The debt to income (DTI) ratio equates your monthly income to your debts. If you have a lower debt relative to your earnings, you will have a lower debt to income ratio and vice versa. The ratio is essential since it helps the lender to know your ability to take up more debt obligations. The lower your DTI is, the easier it will be for you to get a home loan. It will also be much easier for you to negotiate for a reasonable interest rate. Most banks do not lend to a person with a debt to income ratio of more than 43%.
To qualify for a mortgage with a lower interest rate, try and pay off existing loans, and make room for more manageable payment of your mortgage. Reducing your credits allows you to manage your monthly expenses and gives you and an easy time taking care of emergency expenses that may arise.
How to come up with your DTI
When calculating your DTI do not include monthly costs since it is only debt obligations that are evaluated. Add up all your monthly debt requirements and divide the amount by your gross monthly income, that is, your earnings before taxes and other deductions.
- Down payment
The more the down payment you make for a mortgage, the lower the interest rate you will get since lenders are risking less money. The down payment you make is used to calculate the loan to value (LTV) ratio. The larger the down payment, the lower the loan to value ratio, and the lesser the risk your lender will take up.
You might not have saved up a significant down payment by the time you are ready to buy your property, but you can later get a lower rate refinancing with a favorable market state. When your down payment is low, ensure that your finances and credit score is high to get your refinancing at a good rate. The sooner you manage to get a lower rate, the quicker you will be able to reduce your monthly mortgage payments.
Practically, it is not always easy to save up a significant down payment, but there are assistance programs to help buyers with little or no down payments. Consult with your mortgage advisor to help you get the first-time homebuyer, government, or needs-based down payment assistant programs you are eligible for.
Changing circumstances to consider when calculating your mortgage affordability
A home loan can dictate most of the choices you will make because of the repayment obligation. As you apply for a mortgage, create a buffer for you to be flexible, and prevent the repayments from dictating your life. Areas to make plans for:
- Your family- with children, there are so many emergencies that create extra expenses.
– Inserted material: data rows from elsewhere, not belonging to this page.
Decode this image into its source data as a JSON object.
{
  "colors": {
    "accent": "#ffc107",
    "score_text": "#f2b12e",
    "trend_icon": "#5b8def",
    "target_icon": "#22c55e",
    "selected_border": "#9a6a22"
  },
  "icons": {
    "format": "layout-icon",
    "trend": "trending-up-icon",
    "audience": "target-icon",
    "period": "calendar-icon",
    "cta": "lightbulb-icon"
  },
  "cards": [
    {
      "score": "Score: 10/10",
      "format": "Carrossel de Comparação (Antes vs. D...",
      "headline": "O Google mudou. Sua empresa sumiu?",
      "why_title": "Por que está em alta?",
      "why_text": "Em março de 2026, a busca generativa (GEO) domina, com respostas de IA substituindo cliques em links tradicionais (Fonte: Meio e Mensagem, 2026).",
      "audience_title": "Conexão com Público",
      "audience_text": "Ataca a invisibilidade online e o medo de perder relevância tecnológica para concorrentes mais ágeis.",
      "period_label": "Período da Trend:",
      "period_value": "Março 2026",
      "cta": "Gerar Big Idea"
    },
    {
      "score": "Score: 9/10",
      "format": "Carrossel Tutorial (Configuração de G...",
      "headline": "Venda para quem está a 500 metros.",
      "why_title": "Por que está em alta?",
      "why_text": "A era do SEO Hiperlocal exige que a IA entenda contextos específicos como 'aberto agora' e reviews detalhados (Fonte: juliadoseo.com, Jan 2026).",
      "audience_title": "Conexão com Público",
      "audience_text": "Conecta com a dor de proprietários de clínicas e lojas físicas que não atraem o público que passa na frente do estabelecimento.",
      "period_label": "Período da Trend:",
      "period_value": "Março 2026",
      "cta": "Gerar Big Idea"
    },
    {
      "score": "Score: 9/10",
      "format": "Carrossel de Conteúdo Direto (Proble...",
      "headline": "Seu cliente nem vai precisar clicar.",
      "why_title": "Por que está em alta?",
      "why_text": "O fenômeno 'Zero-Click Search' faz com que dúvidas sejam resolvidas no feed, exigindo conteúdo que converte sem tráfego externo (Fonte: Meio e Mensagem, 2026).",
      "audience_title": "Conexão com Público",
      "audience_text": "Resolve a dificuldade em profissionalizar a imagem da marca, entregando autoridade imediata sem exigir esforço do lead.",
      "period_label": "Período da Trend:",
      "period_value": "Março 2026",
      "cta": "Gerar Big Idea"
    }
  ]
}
There is a possibility of you living in one income instead of two for some time.
- Career- you could be making plans to go back to study to enhance or change your career. Factor in the effect which the decision will have on your current earnings.
- Interest rate changes- mortgages with fixed rates remain the same for the life of the loan, but those with variable rates keep shifting with changes in the real estate market. Lenders evaluate your ability to pay your mortgage at a higher rate to determine how much they can give you. However, before taking on the offer, it is right for you to be sure how comfortable you will be with your monthly payments if the rates go up.
- Safety requirements- expenses such as homeowners’ insurance can increase your monthly payment obligations. However, it gives you an assurance and confidence that you will make your monthly payments regardless of the changes that may come your way.
- Repairs and renovations- when using our mortgage affordability calculator, make sure to factor in renovation expenses under your housing costs and make plans how you will finance them.
- Are you ready to get started? Get help with your home loan from our advisors at Smart Mortgage Center. When applying for a mortgage, it is essential to check out various types of home loans available and select what supports your needs. Ensure that you are realistic about your expenses, and the amount you borrow is within your budget and financial goals. Remember, home buying obligations do not begin or end with a mortgage.